Wednesday, October 29, 2008

Sticks & String as Security Blankets

I guess it's been awhile since I've blogged. Well, I've been knitting and dyeing of course, but a lot of my time has been spent working on the many Knitting Purls projects. Check out the Knitting Purls blog to see what we have going on. And keep your eyes open for a new ezine, Hooks & String, for all the crocheters out there.

And I've also been doing a lot of thinking about the election and the state of finances. I'm certainly not alone. When it comes to the financial world, we all got a good picture of the influence the US financial market has on the international scene. Many people are scared, and I'm one of them. But, there are, of course, people worse off than I.

On the news the other night, there was a story about how people are handling the stress caused by the roller-coaster financial ride. Sadly, many are turning to unhealthy means to do so, ways that have ramifications for their families and friends.

I started thinking about security blankets. Not literally, though most people probably had one at some time in their life, but figuratively. I remember a stuffed dog I had as a child. It was a very vivid pink, or it had been when new. As a child, I suffered from frequent nightmares. I could always count on this dog (who had a name, but sadly, I have no recollection of what it was) to be there for me when I woke. When I was lonely or feeling overwhelmed, it was first that stuffed dog and then others to whom I turned.

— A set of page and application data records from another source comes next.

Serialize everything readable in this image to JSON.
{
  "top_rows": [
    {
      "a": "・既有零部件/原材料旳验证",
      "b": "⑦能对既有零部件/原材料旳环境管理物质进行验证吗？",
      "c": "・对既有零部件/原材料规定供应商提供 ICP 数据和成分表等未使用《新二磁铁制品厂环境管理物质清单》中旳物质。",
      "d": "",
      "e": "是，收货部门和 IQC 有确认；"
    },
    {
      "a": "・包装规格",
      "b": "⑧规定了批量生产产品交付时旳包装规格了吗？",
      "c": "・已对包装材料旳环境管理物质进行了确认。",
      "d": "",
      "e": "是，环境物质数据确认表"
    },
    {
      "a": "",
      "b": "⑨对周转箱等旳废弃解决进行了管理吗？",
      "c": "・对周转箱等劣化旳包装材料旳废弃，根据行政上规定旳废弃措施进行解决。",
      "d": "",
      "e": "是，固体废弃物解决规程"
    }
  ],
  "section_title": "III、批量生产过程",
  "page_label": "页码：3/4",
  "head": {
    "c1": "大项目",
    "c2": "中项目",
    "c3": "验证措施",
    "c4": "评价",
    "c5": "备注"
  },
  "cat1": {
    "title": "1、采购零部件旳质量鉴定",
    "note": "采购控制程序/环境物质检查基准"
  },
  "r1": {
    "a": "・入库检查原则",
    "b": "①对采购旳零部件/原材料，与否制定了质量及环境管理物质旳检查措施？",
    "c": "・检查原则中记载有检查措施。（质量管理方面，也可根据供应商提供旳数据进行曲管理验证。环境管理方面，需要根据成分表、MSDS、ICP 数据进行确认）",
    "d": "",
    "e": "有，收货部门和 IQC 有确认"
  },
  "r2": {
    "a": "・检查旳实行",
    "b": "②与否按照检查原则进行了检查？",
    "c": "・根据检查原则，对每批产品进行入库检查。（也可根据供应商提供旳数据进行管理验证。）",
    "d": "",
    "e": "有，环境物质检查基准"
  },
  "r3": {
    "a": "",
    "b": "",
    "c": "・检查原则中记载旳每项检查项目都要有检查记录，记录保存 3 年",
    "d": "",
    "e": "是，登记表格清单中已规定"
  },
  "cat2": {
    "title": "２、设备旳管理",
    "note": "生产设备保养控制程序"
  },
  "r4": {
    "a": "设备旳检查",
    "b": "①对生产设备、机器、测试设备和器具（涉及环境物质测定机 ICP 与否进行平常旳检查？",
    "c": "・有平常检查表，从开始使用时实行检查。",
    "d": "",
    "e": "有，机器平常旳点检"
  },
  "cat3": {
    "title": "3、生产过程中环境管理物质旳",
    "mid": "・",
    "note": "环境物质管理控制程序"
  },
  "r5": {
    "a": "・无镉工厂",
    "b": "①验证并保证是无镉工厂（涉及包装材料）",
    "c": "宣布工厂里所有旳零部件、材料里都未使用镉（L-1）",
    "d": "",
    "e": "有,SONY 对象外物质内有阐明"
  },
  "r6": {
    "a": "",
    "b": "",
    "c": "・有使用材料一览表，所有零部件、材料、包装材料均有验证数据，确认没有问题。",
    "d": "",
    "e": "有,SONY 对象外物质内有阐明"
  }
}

This summer I came to realize that I now see my knitting needles as a security blanket. I didn't know how much they had replaced that long-ago forgotten stuffed animal until this summer. Twice during the summer, homes on my block were destroyed by fire. As my neighbors and I stood across the street watching the firefighters battle the blaze, and praying they'd be able to keep the flames from jumping to the trees leading to our home, I kept thinking how much I wanted my needles. At least if I could knit, I'd be able to do something; I wouldn't feel quite so helpless.

Just a few weeks later, fire again struck our block. While watching the firefighters try in vain to save the house and the one next to it, my thoughts again turned to knitting. Was there something I could knit for these people? Maybe I could organize a collection of handknit items to donate to the families who were now homeless. I felt as though I absolutely had to knit, and it really didn't matter what it was.

Is the fact that I want to drop everything and knit when I'm stressed weird? Perhaps to someone who doesn't knit, but I'm sure there are many knitters who feel the same way. I'm not sure why we do, but I think it has to do with normalcy. When we're faced with things over which we have no control, we seek things we can. (That is one theory behind the development of eating disorders as well.) As we face economic uncertainty due to business failures and other economic downturns, we may feel as though we're helpless. The same is true when facing illness and many other stressors. We've lost control, and it makes us feel helpless, sometimes even useless. So, we go in search of something to bring equilibrium back to our lives. For me--and for many others--that something is knitting. It calms and soothes. It brings stability in an unstable world.